                    points: [ 0,400, 100,300, 300,300, 400,400]
                    strokeWidth: 1
                    stroke: Color.GRAY
                },
                Line {
                    startX : 100, startY : 0
                    endX : 100 endY : 300
                    stroke : Color.GRAY
                },
                Line {
                    startX : 300, startY : 0
                    endX : 300, endY : 300
                    stroke : Color.GRAY
                }
            ]
        }
    }
}

//Point 4. How to create CustomNodes + implements create() function.
public class Ball extends CustomNode {
    public attribute x : Number = 100;
    public attribute y : Number = 300;
    public attribute radius : Number = 15;
    public attribute color : Color = Color.BLUE;

    /*
     * Point 2. How to control the movement of your object in the x and y axis.
     */
    public function rotate(interval: Number) {
        if (x <= 100 and y < 380 ) {
            y += interval / 2; 
            x -= interval / 2; 
            radius += 0.04;
        }
        if (y == 380 and x  300 and y > 300) {
            y -= interval / 2; 
            x -= interval / 2; 
            radius -= 0.04;
        }
        if (y == 300 and x > 100) {x -= interval;}
    }

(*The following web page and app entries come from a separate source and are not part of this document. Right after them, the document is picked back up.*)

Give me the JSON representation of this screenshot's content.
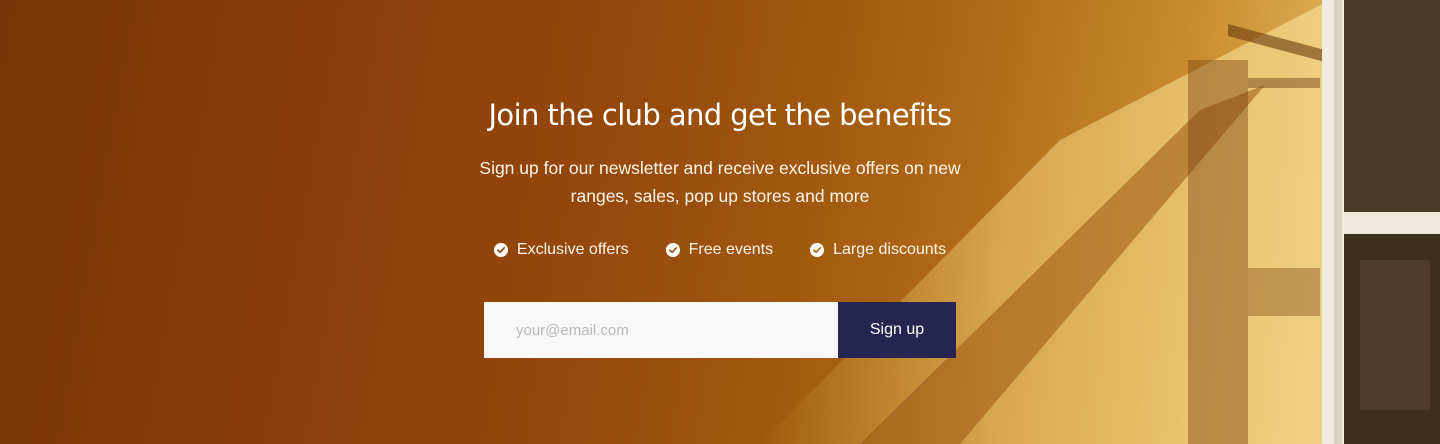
{
  "newsletter": {
    "headline": "Join the club and get the benefits",
    "subtext": "Sign up for our newsletter and receive exclusive offers on new ranges, sales, pop up stores and more",
    "benefits": [
      {
        "label": "Exclusive offers",
        "icon": "check-circle-icon"
      },
      {
        "label": "Free events",
        "icon": "check-circle-icon"
      },
      {
        "label": "Large discounts",
        "icon": "check-circle-icon"
      }
    ],
    "email_placeholder": "your@email.com",
    "email_value": "",
    "signup_label": "Sign up"
  },
  "colors": {
    "button_bg": "#26254f",
    "input_bg": "#f8f8f8",
    "text_light": "#ffffff"
  }
}
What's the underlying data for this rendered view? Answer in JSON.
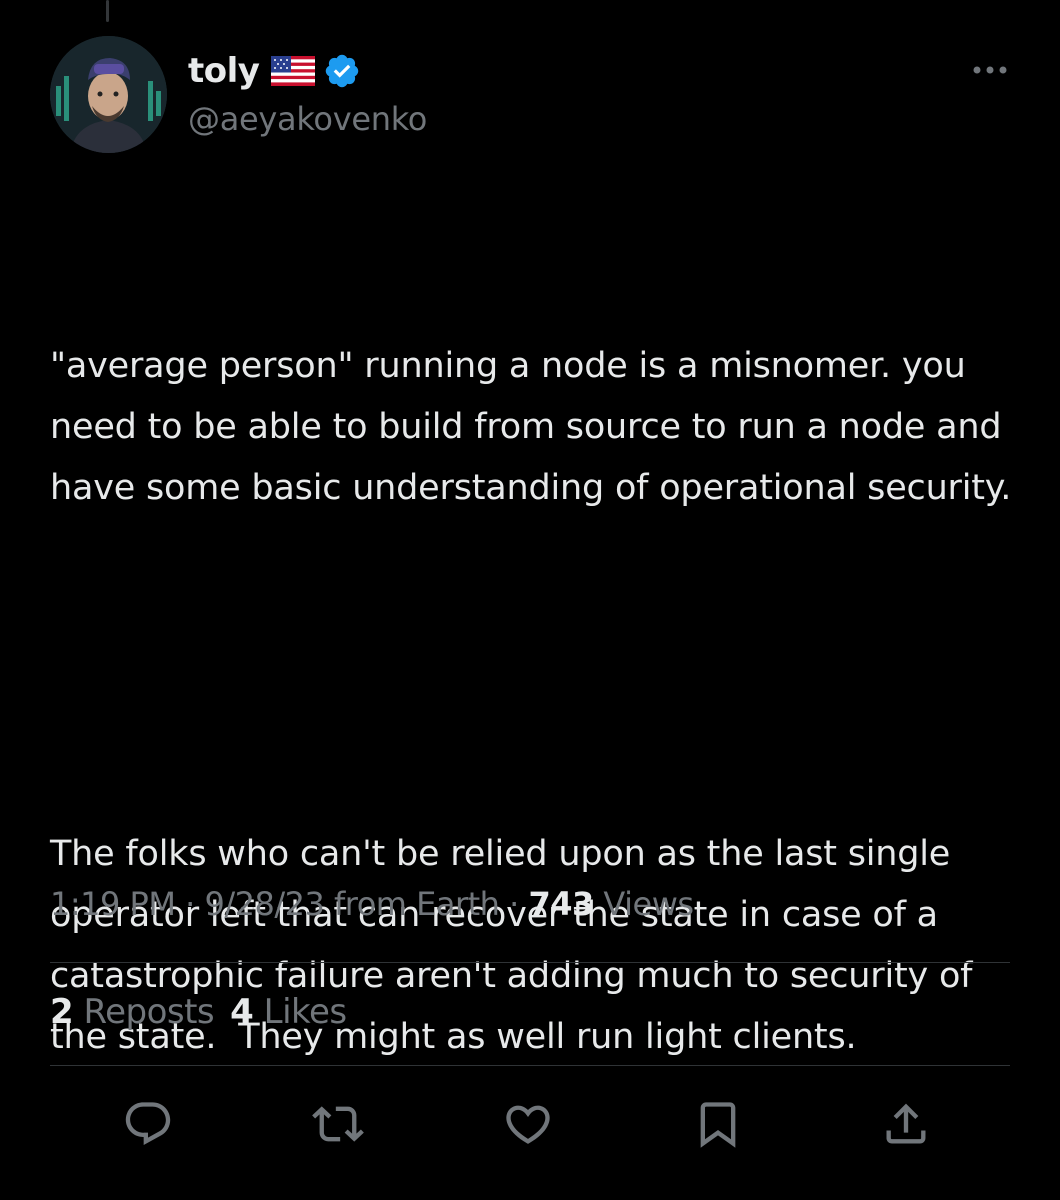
{
  "author": {
    "display_name": "toly",
    "flag_icon": "us-flag-icon",
    "verified_icon": "verified-badge-icon",
    "handle": "@aeyakovenko"
  },
  "tweet": {
    "paragraph1": "\"average person\" running a node is a misnomer. you need to be able to build from source to run a node and have some basic understanding of operational security.",
    "paragraph2": "The folks who can't be relied upon as the last single operator left that can recover the state in case of a catastrophic failure aren't adding much to security of the state.  They might as well run light clients."
  },
  "meta": {
    "time": "1:19 PM",
    "separator1": " · ",
    "date": "9/28/23",
    "source": " from Earth",
    "separator2": " · ",
    "views_count": "743",
    "views_label": " Views"
  },
  "stats": {
    "reposts_count": "2",
    "reposts_label": " Reposts",
    "likes_count": "4",
    "likes_label": " Likes"
  },
  "actions": [
    "reply-icon",
    "repost-icon",
    "like-icon",
    "bookmark-icon",
    "share-icon"
  ],
  "colors": {
    "background": "#000000",
    "text_primary": "#e7e9ea",
    "text_secondary": "#71767b",
    "verified_blue": "#1d9bf0",
    "divider": "#2f3336"
  }
}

    public function create(): Node {
        return Circle {
            centerX: bind x
            centerY: bind y
            radius: bind radius
            // Point 6. Adding effects to an object.
            effect: Reflection {
              fraction: 1
              topOpacity: 0.3
            }
            fill: RadialGradient {
                centerX: 200
                centerY: 350
                radius: 200
                proportional: false
                stops: [
                    Stop {offset: 0.0 color: Color.WHITE},
                    Stop {offset: 0.5 color: bind this.color},
                    Stop {offset: 1.0 color: Color.WHITE},
                ]
            }
        };
    }
}